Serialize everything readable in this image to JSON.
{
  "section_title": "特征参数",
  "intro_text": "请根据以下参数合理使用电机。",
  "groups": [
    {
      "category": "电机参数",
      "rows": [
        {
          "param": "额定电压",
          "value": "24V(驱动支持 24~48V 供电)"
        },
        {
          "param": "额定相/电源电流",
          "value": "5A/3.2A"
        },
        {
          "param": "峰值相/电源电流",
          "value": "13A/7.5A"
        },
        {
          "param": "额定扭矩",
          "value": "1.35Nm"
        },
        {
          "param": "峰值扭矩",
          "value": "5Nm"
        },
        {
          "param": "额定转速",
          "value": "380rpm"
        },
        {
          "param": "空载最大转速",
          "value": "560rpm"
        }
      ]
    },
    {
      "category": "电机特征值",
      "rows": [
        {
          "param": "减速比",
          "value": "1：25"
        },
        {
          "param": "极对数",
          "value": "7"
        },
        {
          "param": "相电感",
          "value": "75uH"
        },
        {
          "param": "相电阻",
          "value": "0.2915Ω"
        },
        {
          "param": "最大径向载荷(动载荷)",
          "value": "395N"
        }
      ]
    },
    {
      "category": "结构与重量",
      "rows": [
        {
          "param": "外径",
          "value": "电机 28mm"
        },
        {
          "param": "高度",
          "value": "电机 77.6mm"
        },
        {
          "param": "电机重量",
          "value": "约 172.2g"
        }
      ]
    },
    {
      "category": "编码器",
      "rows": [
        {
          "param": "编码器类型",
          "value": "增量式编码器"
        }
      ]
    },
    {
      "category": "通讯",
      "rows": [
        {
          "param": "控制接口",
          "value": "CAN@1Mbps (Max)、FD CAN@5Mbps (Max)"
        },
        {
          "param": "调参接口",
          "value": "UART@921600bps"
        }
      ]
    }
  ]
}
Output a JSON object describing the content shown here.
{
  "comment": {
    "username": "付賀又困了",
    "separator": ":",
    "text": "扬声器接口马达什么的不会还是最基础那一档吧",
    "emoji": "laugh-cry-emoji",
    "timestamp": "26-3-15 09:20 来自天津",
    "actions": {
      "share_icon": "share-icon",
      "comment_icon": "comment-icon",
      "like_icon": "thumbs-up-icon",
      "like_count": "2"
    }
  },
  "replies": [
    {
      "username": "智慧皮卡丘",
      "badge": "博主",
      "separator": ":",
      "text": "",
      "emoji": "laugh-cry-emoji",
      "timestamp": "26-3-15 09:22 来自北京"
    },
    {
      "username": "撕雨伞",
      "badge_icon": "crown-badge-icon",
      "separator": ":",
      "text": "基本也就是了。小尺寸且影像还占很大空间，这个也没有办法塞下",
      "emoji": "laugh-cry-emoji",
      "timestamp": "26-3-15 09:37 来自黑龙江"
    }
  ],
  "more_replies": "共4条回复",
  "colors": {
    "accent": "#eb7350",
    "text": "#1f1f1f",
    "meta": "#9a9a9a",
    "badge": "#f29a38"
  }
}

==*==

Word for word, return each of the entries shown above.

Serialize everything readable in this image to JSON.
{
  "section_title": "特征参数",
  "intro_text": "请根据以下参数合理使用电机。",
  "groups": [
    {
      "category": "电机参数",
      "rows": [
        {
          "param": "额定电压",
          "value": "24V(驱动支持 24~48V 供电)"
        },
        {
          "param": "额定相/电源电流",
          "value": "5A/3.2A"
        },
        {
          "param": "峰值相/电源电流",
          "value": "13A/7.5A"
        },
        {
          "param": "额定扭矩",
          "value": "1.35Nm"
        },
        {
          "param": "峰值扭矩",
          "value": "5Nm"
        },
        {
          "param": "额定转速",
          "value": "380rpm"
        },
        {
          "param": "空载最大转速",
          "value": "560rpm"
        }
      ]
    },
    {
      "category": "电机特征值",
      "rows": [
        {
          "param": "减速比",
          "value": "1：25"
        },
        {
          "param": "极对数",
          "value": "7"
        },
        {
          "param": "相电感",
          "value": "75uH"
        },
        {
          "param": "相电阻",
          "value": "0.2915Ω"
        },
        {
          "param": "最大径向载荷(动载荷)",
          "value": "395N"
        }
      ]
    },
    {
      "category": "结构与重量",
      "rows": [
        {
          "param": "外径",
          "value": "电机 28mm"
        },
        {
          "param": "高度",
          "value": "电机 77.6mm"
        },
        {
          "param": "电机重量",
          "value": "约 172.2g"
        }
      ]
    },
    {
      "category": "编码器",
      "rows": [
        {
          "param": "编码器类型",
          "value": "增量式编码器"
        }
      ]
    },
    {
      "category": "通讯",
      "rows": [
        {
          "param": "控制接口",
          "value": "CAN@1Mbps (Max)、FD CAN@5Mbps (Max)"
        },
        {
          "param": "调参接口",
          "value": "UART@921600bps"
        }
      ]
    }
  ]
}
Output a JSON object describing the content shown here.
{
  "comment": {
    "username": "付賀又困了",
    "separator": ":",
    "text": "扬声器接口马达什么的不会还是最基础那一档吧",
    "emoji": "laugh-cry-emoji",
    "timestamp": "26-3-15 09:20 来自天津",
    "actions": {
      "share_icon": "share-icon",
      "comment_icon": "comment-icon",
      "like_icon": "thumbs-up-icon",
      "like_count": "2"
    }
  },
  "replies": [
    {
      "username": "智慧皮卡丘",
      "badge": "博主",
      "separator": ":",
      "text": "",
      "emoji": "laugh-cry-emoji",
      "timestamp": "26-3-15 09:22 来自北京"
    },
    {
      "username": "撕雨伞",
      "badge_icon": "crown-badge-icon",
      "separator": ":",
      "text": "基本也就是了。小尺寸且影像还占很大空间，这个也没有办法塞下",
      "emoji": "laugh-cry-emoji",
      "timestamp": "26-3-15 09:37 来自黑龙江"
    }
  ],
  "more_replies": "共4条回复",
  "colors": {
    "accent": "#eb7350",
    "text": "#1f1f1f",
    "meta": "#9a9a9a",
    "badge": "#f29a38"
  }
}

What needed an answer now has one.